First it was while trying to set up my scanner, a Visioneer 8100. The solution was to have Visioneer send me a new CD. Now the real problem: After trying to set up my Largan Chameleon digital camera, I received the same message as above. In calling Largan, I was told they have been using that download for the past year and have not have had any trouble, I was to ignore the message and continue with the installation.
I have tried to get through to Microsoft regarding the message but I keep going in circles when using their Microsoft.com site. I guess I am gun-shy in taking Largan's instructions when I don't have any idea what that error message means. I have visions of a month from now something going wrong and being told by Microsoft "We told you," and Largan telling me, "Sorry."
Welcome to a very large and needlessly worried club. That heavy-handed and frightening warning is part of Microsoft's strategy to pressure deep-pocketed companies that create software and hardware to pay various fees to Microsoft in order to have drivers for their products included in future versions of Windows.
It's a scare tactic because Windows XP is so closely related to the earlier Windows 2000 software that just about any product that would work in Windows 2000 will work in XP.
Ignore the fear-mongering and just go ahead and load the drivers. If they worked in an earlier edition of the software, they almost certainly will work with Windows XP.

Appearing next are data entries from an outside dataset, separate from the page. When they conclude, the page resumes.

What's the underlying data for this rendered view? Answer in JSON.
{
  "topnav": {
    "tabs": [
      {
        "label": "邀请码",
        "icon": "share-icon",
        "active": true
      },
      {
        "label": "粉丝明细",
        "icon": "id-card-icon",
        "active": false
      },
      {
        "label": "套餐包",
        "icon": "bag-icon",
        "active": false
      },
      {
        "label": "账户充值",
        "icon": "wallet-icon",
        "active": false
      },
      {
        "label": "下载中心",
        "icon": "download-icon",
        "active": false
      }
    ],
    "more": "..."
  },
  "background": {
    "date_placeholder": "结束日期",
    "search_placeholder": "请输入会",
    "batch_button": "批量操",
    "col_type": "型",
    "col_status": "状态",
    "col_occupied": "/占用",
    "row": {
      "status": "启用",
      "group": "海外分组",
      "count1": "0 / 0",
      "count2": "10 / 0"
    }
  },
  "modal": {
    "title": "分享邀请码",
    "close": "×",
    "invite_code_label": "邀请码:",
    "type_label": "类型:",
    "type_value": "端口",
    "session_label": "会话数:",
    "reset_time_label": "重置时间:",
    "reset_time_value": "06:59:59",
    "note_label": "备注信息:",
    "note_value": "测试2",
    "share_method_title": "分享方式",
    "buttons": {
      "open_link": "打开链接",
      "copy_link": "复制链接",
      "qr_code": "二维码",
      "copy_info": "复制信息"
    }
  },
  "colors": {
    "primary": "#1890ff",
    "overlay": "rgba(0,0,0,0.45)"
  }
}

Besides, if there is a problem, Windows XP comes with a built-in antidote in the form of the System Restore feature that can restore the computer to the exact state it was in at any point before something went wrong.

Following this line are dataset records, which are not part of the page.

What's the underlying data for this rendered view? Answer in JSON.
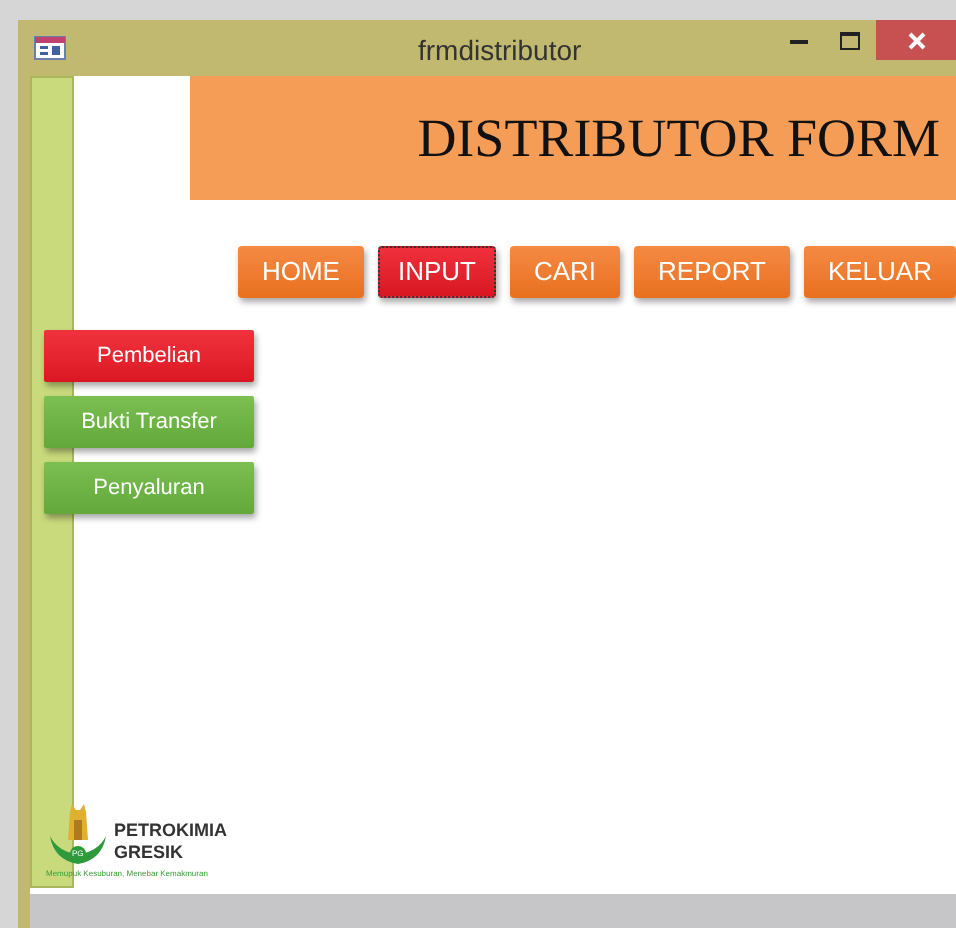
{
  "window": {
    "title": "frmdistributor"
  },
  "header": {
    "title": "DISTRIBUTOR FORM"
  },
  "nav_buttons": [
    {
      "label": "HOME",
      "selected": false
    },
    {
      "label": "INPUT",
      "selected": true
    },
    {
      "label": "CARI",
      "selected": false
    },
    {
      "label": "REPORT",
      "selected": false
    },
    {
      "label": "KELUAR",
      "selected": false
    }
  ],
  "side_buttons": [
    {
      "label": "Pembelian",
      "selected": true
    },
    {
      "label": "Bukti Transfer",
      "selected": false
    },
    {
      "label": "Penyaluran",
      "selected": false
    }
  ],
  "logo": {
    "badge": "PG",
    "name_line_1": "PETROKIMIA",
    "name_line_2": "GRESIK",
    "tagline": "Memupuk Kesuburan, Menebar Kemakmuran"
  }
}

Click on Start and then All Programs and Accessories and System Tools to reach the System Restore tool. When there, create a point for the current moment and then go ahead with the installation and just ignore your operating system's built-in scare tactics.
James Coates is a reporter for The Chicago Tribune, a Tribune Publishing newspapers. He can be reached via e-mail at firstname.lastname@example.org.